Today began like any other day, with a cup of coffee sitting in front of my computer and seeing what's going in the world. Then it happens, I go to my emails and get the age old question. " I want to get into woodworking. What tools do I need to get started ? " And going back through everything I have published I quickly realized I have never addressed this question before, I have not even touched on the subject.
Now looking at a question like this I can understand how it could be intimidating to walk into the shop of someone who has been woodworking for years. All the power tools, the hand tools, the jigs, and then the work bench and the walls covered with everything from clamps to templates, it's a lot to take in.
But I think the intimidation comes from the simple over sight that you are standing in a shop that is built from years of various projects, filled with the tools collected to complete each one of those projects.
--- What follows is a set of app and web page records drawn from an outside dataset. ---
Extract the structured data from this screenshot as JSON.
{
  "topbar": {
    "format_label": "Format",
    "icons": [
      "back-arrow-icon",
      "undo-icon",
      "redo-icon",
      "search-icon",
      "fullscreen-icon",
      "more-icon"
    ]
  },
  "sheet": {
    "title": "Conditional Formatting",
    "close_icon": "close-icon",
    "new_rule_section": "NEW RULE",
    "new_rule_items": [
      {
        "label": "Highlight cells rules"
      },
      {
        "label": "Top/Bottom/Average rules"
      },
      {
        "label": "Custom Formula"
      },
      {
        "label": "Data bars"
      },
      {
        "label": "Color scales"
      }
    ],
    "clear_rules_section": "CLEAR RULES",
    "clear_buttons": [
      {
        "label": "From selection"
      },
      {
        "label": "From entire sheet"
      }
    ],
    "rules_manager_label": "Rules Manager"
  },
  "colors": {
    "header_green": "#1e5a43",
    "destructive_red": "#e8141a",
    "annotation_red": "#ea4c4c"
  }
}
With this in mind my best advise is to decide what you want to build, then it's just a question of what tools do you need to build that project and that's where the tool buying should start.
This last week I finally found myself back in my little workshop, spending most of my time trying to remember what I was doing last. I'm not sure if that's my age showing or if it had just been that long since I found myself in here. But I decided to take advantage of a nice day and spend my time cleaning up and dusting off the slant top desk I built a while back, then moving it outside to get some good pictures of it as I usually do with most of my work.
It is funny how much different things look through the eye of the camera. What I mean is for me especially I find I do not truly appreciate anything I build until sometime after the project is finished then one day I find myself looking at pictures of it and that's when it hits me, that feel good moment the moment of pride .
I have been producing content for years for other people to enjoy and if I'm judging this on the number of people who subscribe to or follow me, I would be inclined to believe I have done a pretty good job. But I have to question the quality of what I have been doing and a lot when I look at projects like this desk. In the world of youtube for example I would have to build this desk and edit the video in one week, so I have to ask myself if I could build this at this level and craftsmanship in that time frame and I have to say no. I could hit that time frame if I half assed it with plywood and pocket screws, but half of the pride for me at least is the joinery and meticulousness that a build like this offers.
Don't completely miss understand me, I'm sure there are craftsman capable of producing a piece like this in that time frame, just not me and nor do I want to be. I believe this is what has pushed me away from social media platforms such as youtube. It has become a place where quantity of content has surpassed quality, a place where bragging about your new foreman machine gets people excited yet talking about your scratch stock is typically greeted with that famous cricket noise. I'm not sure what the future of my content holds or where it is going, but I am sure I'm happy with quality versus quantity.
I think we have come to a cross roads. Is it about the quantity of projects produced or the quality? Is it about the number of views or the time spent to hand rub the french polish finish of a piece like this desk ? It comes down to what motivates you, I think if your chasing views and your only concern is revenue, then it makes sense to break out your foreman machine then a rattle can finish to hit your deadline. For me I would rather spend that week with a scratch stock and a beautiful piece of Holly working on something federal and if someone happens to see it that's great, and if they appreciate it or gain something from what I'm doing that's even better.